= Beginning of Section =

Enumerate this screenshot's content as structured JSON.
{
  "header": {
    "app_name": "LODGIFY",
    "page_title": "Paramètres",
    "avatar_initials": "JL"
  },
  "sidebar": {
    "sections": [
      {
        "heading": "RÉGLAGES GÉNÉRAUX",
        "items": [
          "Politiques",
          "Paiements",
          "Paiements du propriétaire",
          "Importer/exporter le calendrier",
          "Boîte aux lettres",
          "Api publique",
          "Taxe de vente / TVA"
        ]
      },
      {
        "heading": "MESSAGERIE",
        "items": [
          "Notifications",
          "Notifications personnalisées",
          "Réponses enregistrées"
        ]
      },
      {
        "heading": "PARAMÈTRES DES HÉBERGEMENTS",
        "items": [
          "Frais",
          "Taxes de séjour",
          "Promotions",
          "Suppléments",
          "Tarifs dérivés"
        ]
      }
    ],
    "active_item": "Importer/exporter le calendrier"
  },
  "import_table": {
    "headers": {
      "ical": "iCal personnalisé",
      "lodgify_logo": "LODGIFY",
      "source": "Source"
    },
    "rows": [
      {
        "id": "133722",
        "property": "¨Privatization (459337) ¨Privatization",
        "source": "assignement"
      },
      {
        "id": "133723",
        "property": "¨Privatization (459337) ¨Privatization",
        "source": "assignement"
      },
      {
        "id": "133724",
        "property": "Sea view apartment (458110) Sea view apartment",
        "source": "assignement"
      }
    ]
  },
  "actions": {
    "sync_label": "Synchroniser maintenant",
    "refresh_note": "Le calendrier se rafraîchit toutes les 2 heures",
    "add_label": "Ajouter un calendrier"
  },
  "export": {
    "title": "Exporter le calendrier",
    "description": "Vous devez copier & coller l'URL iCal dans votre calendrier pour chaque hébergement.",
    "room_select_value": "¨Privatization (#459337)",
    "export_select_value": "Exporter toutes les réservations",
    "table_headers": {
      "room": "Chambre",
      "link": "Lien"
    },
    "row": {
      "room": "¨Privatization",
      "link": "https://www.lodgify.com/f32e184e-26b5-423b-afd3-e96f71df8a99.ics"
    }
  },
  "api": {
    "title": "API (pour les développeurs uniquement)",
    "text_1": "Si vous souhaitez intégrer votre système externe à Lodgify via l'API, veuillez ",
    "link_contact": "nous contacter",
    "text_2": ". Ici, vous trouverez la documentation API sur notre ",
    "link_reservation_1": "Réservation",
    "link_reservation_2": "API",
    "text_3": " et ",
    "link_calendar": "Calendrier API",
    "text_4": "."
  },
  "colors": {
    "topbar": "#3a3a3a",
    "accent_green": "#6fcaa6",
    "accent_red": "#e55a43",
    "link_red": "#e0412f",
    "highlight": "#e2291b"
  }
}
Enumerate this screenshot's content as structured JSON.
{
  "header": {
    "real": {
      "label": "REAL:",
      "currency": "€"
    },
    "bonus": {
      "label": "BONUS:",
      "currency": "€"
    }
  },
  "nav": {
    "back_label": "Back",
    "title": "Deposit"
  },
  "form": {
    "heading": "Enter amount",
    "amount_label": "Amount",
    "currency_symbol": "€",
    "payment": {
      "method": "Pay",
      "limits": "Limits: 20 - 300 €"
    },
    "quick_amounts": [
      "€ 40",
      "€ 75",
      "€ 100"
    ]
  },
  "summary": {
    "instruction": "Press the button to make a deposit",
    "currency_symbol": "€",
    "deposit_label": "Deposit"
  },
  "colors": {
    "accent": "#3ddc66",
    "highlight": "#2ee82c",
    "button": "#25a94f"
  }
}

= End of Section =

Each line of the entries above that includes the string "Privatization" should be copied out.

        "property": "¨Privatization (459337) ¨Privatization",
        "property": "¨Privatization (459337) ¨Privatization",
    "room_select_value": "¨Privatization (#459337)",
      "room": "¨Privatization",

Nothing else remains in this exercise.